About Us > About the CDR

The Center for Dementia Research (CDR) is a consortium of independent laboratories and research programs at the Nathan Kline Institute (NKI). Directed by Ralph A. Nixon, Ph.D., M.D., the CDR comprises 9 principal investigators and more than 50 staff, dedicated to CDRconducting studies on etiology, prevention, treatment of neurodegenerative diseases. Affiliated with New York University Langone Medical Center (NYULMC), NKI is one of two major institutes for psychiatric research supported in part by the Office of Mental Health of the State of New York. In the 25 years since its establishment at NKI, the CDR has rapidly become an internationally recognized research center, drawing talented and highly respected researchers, technical staff and trainees worldwide, and bringing millions of federal dollars annually to New York to help support its mission.

Recognized for an innovative conceptual approach to AD therapy development, CDR researchers received more than $30 million in National Institutes of Health (NIH) grants during the last three years, including a fourth renewal of a $12 million multi-investigator NIH Program Project Grant to continue pioneering investigations on anomalies of the endosomal–lysosomal pathway that arise in the AD brain before β-amyloid deposition and decades before clinical AD symptoms.

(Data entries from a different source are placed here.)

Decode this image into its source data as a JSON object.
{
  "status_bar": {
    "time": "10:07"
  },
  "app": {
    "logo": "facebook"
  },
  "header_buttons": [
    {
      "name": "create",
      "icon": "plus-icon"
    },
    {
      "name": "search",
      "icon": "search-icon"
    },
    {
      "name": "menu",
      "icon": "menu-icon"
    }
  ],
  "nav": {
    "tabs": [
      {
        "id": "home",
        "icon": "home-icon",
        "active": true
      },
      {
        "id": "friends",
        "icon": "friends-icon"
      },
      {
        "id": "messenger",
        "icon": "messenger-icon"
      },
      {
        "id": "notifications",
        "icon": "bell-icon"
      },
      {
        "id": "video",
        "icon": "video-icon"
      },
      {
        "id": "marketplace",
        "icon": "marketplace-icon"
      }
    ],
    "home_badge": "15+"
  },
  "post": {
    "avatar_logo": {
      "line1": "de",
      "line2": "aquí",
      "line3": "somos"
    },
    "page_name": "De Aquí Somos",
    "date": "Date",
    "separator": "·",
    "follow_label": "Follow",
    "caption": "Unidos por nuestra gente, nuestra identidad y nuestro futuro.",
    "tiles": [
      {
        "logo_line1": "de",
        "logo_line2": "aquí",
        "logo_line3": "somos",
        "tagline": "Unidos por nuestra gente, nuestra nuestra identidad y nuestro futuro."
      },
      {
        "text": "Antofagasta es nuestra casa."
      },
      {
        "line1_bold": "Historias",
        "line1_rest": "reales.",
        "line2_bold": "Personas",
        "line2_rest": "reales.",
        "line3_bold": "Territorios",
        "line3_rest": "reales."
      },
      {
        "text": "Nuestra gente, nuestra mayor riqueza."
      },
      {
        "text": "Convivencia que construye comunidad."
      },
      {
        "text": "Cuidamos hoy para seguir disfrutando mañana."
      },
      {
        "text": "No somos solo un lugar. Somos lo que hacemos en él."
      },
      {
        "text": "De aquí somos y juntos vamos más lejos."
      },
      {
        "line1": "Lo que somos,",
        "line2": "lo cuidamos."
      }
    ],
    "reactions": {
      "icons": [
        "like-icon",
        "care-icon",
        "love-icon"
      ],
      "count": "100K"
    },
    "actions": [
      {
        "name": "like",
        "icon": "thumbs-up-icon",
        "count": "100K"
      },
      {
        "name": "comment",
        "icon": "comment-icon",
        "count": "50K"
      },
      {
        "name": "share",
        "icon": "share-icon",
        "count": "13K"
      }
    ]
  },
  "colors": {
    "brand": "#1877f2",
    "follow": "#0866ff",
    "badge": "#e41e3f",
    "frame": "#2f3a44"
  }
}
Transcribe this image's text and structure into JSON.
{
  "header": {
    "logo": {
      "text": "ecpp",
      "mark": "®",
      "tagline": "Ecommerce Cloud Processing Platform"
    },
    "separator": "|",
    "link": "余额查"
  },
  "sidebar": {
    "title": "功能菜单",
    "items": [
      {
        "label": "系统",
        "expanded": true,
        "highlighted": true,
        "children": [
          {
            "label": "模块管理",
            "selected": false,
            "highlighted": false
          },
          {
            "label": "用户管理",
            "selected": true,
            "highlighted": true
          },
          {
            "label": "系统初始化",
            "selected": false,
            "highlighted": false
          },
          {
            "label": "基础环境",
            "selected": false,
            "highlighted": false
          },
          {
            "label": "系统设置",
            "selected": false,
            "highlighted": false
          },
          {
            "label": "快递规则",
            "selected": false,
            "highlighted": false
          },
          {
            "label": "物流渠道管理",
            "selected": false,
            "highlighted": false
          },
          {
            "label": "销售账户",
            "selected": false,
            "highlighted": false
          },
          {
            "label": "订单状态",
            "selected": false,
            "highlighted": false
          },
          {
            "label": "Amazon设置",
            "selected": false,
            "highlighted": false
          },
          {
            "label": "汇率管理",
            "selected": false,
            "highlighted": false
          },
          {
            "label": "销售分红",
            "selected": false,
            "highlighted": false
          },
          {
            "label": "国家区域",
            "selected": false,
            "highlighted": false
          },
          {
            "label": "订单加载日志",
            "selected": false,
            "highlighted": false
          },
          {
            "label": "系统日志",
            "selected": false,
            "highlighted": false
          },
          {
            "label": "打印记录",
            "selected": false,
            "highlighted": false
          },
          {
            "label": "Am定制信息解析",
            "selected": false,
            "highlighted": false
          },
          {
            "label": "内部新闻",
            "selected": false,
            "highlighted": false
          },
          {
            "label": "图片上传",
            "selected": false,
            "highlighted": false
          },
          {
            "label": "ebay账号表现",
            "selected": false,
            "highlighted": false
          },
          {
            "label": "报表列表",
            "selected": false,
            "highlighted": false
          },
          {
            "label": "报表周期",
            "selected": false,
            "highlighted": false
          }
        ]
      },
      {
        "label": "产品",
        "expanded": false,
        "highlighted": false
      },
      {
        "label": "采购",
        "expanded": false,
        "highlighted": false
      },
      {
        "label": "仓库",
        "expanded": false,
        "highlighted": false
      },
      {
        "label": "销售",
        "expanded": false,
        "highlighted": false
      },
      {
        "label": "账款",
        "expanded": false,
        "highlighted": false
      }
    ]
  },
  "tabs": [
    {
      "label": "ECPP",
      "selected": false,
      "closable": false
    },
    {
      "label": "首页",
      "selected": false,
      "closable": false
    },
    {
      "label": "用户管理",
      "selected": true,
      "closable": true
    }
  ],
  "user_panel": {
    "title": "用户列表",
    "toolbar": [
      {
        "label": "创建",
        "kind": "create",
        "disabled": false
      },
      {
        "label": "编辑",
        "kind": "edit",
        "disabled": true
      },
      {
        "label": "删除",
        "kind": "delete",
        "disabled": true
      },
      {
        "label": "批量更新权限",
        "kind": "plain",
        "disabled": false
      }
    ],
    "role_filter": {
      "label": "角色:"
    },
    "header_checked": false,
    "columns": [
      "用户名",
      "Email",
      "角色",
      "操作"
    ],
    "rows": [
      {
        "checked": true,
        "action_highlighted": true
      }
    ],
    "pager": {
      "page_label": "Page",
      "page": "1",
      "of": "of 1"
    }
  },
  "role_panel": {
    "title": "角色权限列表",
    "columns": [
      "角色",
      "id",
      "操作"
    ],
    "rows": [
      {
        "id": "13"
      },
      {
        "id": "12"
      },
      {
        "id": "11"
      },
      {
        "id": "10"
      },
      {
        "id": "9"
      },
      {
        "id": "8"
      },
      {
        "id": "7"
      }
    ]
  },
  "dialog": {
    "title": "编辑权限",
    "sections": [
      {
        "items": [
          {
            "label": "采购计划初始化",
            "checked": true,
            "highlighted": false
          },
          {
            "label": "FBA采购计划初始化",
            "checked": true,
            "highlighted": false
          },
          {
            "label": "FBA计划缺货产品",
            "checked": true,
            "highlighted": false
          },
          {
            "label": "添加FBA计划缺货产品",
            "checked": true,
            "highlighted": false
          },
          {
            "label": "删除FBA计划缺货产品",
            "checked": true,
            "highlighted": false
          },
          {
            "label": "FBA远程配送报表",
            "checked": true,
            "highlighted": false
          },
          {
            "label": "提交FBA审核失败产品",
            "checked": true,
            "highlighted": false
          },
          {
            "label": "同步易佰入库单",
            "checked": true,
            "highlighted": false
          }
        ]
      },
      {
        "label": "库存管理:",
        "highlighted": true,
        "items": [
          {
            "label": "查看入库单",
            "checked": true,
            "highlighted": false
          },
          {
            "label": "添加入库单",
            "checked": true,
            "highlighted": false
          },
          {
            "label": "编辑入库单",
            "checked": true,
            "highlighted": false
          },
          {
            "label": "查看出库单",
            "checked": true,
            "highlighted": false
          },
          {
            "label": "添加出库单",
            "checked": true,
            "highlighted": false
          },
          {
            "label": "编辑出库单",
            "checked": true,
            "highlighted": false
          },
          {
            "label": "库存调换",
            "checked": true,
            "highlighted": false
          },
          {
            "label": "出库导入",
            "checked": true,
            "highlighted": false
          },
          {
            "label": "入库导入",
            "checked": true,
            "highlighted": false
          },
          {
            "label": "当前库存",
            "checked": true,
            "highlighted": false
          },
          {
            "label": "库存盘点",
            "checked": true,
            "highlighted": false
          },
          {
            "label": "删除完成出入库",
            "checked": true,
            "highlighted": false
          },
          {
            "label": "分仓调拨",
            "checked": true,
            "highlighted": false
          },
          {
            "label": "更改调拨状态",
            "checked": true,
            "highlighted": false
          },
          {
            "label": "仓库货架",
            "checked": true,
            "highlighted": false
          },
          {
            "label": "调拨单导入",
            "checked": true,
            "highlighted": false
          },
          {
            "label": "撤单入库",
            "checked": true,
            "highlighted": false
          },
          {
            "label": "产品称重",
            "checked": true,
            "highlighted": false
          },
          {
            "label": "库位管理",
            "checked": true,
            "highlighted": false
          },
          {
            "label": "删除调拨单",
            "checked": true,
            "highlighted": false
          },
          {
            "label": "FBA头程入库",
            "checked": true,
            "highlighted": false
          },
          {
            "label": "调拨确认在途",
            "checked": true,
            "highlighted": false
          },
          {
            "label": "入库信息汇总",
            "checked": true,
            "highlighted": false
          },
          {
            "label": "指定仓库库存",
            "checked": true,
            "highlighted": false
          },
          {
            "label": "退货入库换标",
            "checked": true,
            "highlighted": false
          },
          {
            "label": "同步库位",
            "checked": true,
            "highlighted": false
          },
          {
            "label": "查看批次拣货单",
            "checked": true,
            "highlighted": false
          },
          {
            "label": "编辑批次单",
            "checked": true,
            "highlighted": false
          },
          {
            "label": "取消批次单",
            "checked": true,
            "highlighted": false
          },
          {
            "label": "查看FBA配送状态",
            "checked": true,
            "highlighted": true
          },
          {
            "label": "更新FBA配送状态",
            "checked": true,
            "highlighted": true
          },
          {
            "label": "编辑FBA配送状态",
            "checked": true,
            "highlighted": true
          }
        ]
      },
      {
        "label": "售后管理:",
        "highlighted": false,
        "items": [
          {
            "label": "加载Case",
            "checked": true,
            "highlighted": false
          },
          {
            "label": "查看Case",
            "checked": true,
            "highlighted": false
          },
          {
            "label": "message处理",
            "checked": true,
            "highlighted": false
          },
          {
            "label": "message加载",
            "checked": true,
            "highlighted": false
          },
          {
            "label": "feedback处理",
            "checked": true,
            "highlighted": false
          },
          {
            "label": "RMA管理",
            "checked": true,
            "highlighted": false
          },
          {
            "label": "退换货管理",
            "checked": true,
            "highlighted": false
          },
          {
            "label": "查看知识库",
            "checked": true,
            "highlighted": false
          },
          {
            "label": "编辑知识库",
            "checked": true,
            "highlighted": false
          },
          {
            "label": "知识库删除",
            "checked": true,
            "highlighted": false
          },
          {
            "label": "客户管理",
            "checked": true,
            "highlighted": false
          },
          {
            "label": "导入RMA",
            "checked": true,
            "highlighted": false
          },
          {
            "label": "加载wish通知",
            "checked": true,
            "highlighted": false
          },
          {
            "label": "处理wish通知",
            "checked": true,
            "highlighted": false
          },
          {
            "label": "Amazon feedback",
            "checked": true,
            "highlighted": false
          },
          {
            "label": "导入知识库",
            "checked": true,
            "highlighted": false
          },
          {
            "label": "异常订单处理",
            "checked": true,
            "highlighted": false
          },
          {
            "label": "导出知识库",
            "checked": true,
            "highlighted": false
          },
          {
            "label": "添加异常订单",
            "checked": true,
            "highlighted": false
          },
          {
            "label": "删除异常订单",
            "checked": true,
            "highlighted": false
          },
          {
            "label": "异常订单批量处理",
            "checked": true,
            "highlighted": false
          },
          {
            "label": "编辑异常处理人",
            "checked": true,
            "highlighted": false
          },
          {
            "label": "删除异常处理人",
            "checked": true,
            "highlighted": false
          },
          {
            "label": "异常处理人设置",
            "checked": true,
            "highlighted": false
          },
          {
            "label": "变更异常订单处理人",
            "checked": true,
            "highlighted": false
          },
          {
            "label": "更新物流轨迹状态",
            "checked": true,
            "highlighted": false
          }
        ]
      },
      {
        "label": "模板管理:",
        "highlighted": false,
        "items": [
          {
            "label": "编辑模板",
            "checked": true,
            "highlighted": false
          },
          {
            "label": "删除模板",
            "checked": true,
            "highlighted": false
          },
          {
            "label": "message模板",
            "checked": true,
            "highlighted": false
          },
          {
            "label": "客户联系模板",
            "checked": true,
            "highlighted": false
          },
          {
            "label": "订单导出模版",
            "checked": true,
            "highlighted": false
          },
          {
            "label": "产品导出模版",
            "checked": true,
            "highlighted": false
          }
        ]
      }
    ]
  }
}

These studies have identified novel disease targets and yielded candidate therapeutic agents, including one recently shown to lower CSF markers of neurodegeneration in a phase 2 clinical trial, and additional patented compounds being validated in the CDR or with industry partners.

Center programs in the past 10 years have yielded more than 300 peer reviewed publications, which have been cited more than 60,000 times, contributing to NKI’s ranking in the top 1 percent of research institutions nationwide in citations per publication. Research accomplishments by CDR investigators include discovery of the first amyloid precursor protein (APP) mutation in a human disease and the earliest known disease-specific neuronal defects in the AD brain. Additional CDR discoveries include novel mechanisms linking genes causing early onset AD to defects in cellular waste clearance (autophagy) that are the basis of new drug discovery programs worldwide. The paradigm-shifting discovery of novel synaptic roles for neurofilament proteins implicated prominently in neuropsychiatric diseases has revealed new clues to pathogenesis and a basis for the emerging clinical utility of these proteins as disease biomarkers.

For their work, CDR researchers have received the highest awards bestowed by the National Institutes for Health, the National Alzheimer's Association, and other organizations and publish in the most prestigious journals in science (Cell, PNAS, Nature, Science, Neuron, and others). To learn more about the research performed at our laboratories, please visit our research page.